START Data for the task

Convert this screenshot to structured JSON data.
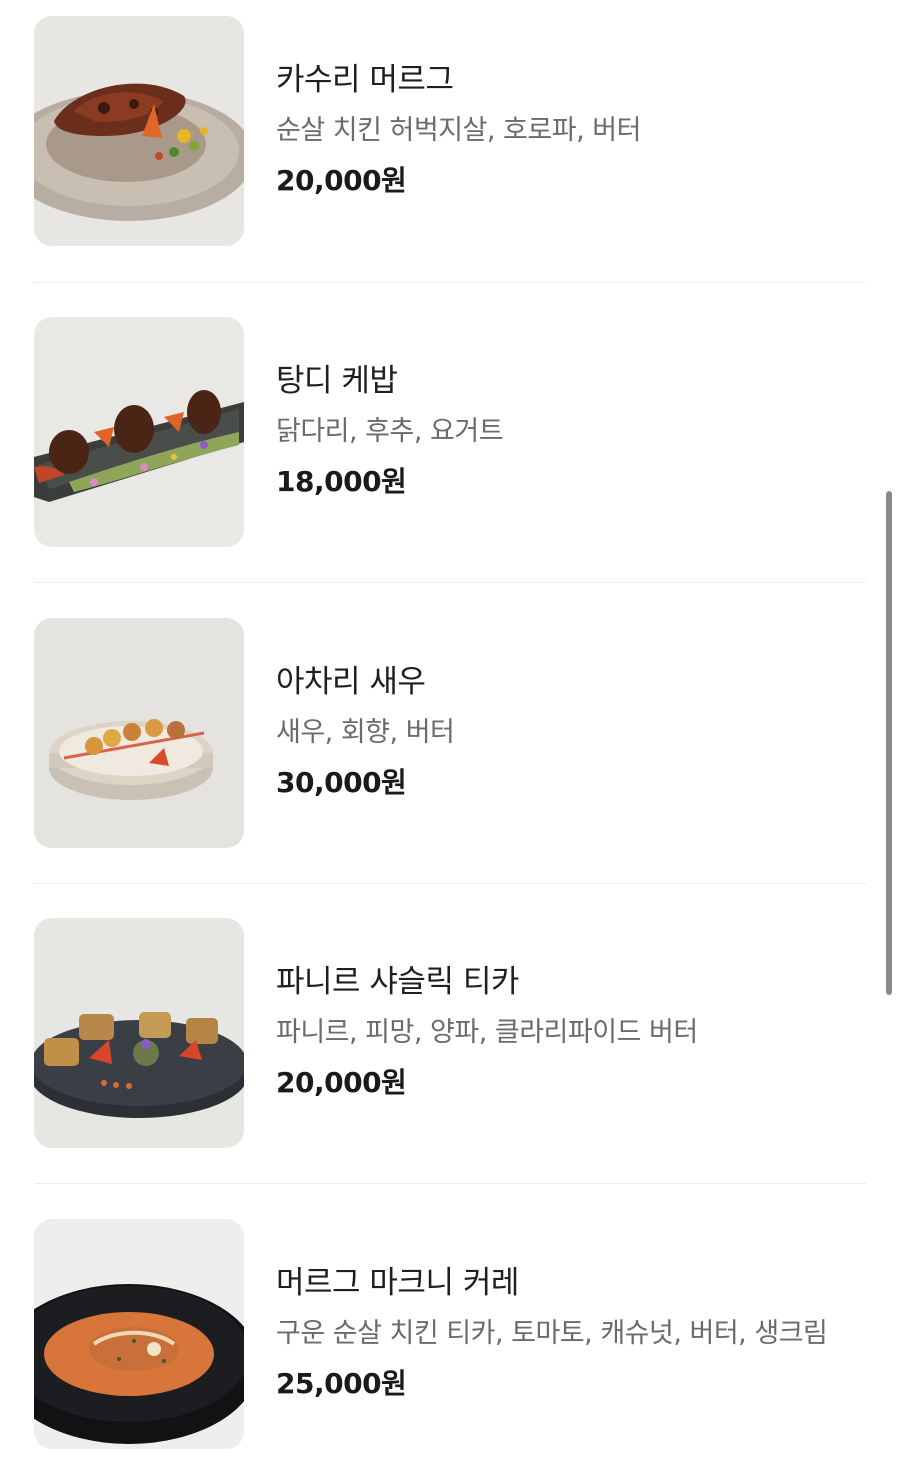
{
  "menu": {
    "items": [
      {
        "name": "카수리 머르그",
        "description": "순살 치킨 허벅지살, 호로파, 버터",
        "price": "20,000원",
        "image_icon": "grilled-chicken-on-ribbed-plate"
      },
      {
        "name": "탕디 케밥",
        "description": "닭다리, 후추, 요거트",
        "price": "18,000원",
        "image_icon": "chicken-drumsticks-on-slate-tray"
      },
      {
        "name": "아차리 새우",
        "description": "새우, 회향, 버터",
        "price": "30,000원",
        "image_icon": "shrimp-in-ceramic-bowl"
      },
      {
        "name": "파니르 샤슬릭 티카",
        "description": "파니르, 피망, 양파, 클라리파이드 버터",
        "price": "20,000원",
        "image_icon": "paneer-tikka-on-dark-plate"
      },
      {
        "name": "머르그 마크니 커레",
        "description": "구운 순살 치킨 티카, 토마토, 캐슈넛, 버터, 생크림",
        "price": "25,000원",
        "image_icon": "butter-chicken-curry-bowl"
      }
    ]
  },
  "colors": {
    "title": "#1f1f1f",
    "description": "#6b6b6b",
    "price": "#1a1a1a",
    "divider": "#ededed",
    "scrollbar": "#8a8a8a"
  }
}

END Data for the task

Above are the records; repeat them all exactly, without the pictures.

Convert this screenshot to structured JSON data.
{
  "menu": {
    "items": [
      {
        "name": "카수리 머르그",
        "description": "순살 치킨 허벅지살, 호로파, 버터",
        "price": "20,000원",
        "image_icon": "grilled-chicken-on-ribbed-plate"
      },
      {
        "name": "탕디 케밥",
        "description": "닭다리, 후추, 요거트",
        "price": "18,000원",
        "image_icon": "chicken-drumsticks-on-slate-tray"
      },
      {
        "name": "아차리 새우",
        "description": "새우, 회향, 버터",
        "price": "30,000원",
        "image_icon": "shrimp-in-ceramic-bowl"
      },
      {
        "name": "파니르 샤슬릭 티카",
        "description": "파니르, 피망, 양파, 클라리파이드 버터",
        "price": "20,000원",
        "image_icon": "paneer-tikka-on-dark-plate"
      },
      {
        "name": "머르그 마크니 커레",
        "description": "구운 순살 치킨 티카, 토마토, 캐슈넛, 버터, 생크림",
        "price": "25,000원",
        "image_icon": "butter-chicken-curry-bowl"
      }
    ]
  },
  "colors": {
    "title": "#1f1f1f",
    "description": "#6b6b6b",
    "price": "#1a1a1a",
    "divider": "#ededed",
    "scrollbar": "#8a8a8a"
  }
}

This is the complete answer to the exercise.